Like my scratchbuilt 1/700 FDR, circa 1945, this case is beginning to take shape. Judge Hanen granted summary judgment on the plaintiff’s claims of both literal infringement and infringement under the doctrine of equivalents of Claim 4 of the asserted patent after what appears to have been a fairly consequential claim construction ruling. He might could have granted more if he’d had access to full-res scans of the original Newport News builder’s plans. But I’m just speculating.
A Marshall jury in Judge Rodney Gilstrap’s court found that a defendant willfully infringed most of the plaintiff’s asserted patents dealing with network infrastructure, and awarded $11.1 million in damages as a lump sum – but also found two of the patent claims invalid.
Join us this upcoming Tuesday, March 28 at 3:00 p.m. Central, Texas time, for another B-CLE live webcast about what is going on in IP cases in Texas federal courts. Wayne Stacy and I will go over the key cases I have selected from the past month to discuss. In this episode, we discuss some recent evidence cases that we should all be watching, including cases on expert report limitations, contention interrogatories, deposition scheduling, and privilege waiver. We also discuss the most recent venue cases and how In re Planned Parenthood is impacting Texas venue decisions. Registration and attendance is free, and CLE credit is available, as always – sign up here.
We all need to be alert to the cyber scams going around, and here’s a new one. If you are attempting to subscribe or renew your subscription – to this blog or anything else – and you reach a page that has payment in Euros – it’s likely a scam (it definitely is for the blog – like most Texas businesses we are configured to accept payment only in dollars). Contact me at firstname.lastname@example.org and I’ll walk you through the correct process for renewing. If you’re already set up for automatic renewal, you don’t have to worry about this.
U.S. District Judge Lee Yeakel will leave the Western District of Texas bench on May 1, 2023, after nearly 20 years of service. Judge Yeakel currently handles half of the Austin Division docket, so his departure will leave a substantial hole. There are already four district court vacancies in Texas and two more anticipated after Judge Yeakel, and none have nominees, so when the docket is reallocated those cases will go to a judge currently serving.

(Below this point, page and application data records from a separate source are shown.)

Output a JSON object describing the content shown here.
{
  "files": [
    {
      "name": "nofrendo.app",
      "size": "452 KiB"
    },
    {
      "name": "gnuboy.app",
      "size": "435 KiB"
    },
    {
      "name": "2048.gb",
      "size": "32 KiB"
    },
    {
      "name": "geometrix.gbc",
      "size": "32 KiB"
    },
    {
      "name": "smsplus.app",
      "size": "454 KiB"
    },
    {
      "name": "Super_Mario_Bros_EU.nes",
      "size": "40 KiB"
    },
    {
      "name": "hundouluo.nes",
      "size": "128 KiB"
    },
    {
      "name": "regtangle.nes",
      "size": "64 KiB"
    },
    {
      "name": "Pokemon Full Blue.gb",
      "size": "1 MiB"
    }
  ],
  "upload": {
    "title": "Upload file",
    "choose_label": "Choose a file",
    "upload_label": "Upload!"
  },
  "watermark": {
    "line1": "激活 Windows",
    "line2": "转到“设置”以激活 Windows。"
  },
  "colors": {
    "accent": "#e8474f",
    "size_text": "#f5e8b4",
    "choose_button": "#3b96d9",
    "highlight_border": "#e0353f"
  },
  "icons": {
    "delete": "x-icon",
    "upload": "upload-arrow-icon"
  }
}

Judge Pittman granted the plaintiff’s motion to strike the defendant’s patent misuse counterclaim for failure to state a claim since the alleged conduct – bad faith patent assertion against a competitor – isn’t patent misuse.
Judge Gilstrap denied the defendant’s motion for new trial in this case in which the Marshall jury awarded the plaintiff a one-time lump sum of $4.3 million as a reasonable royalty on September 16, 2022.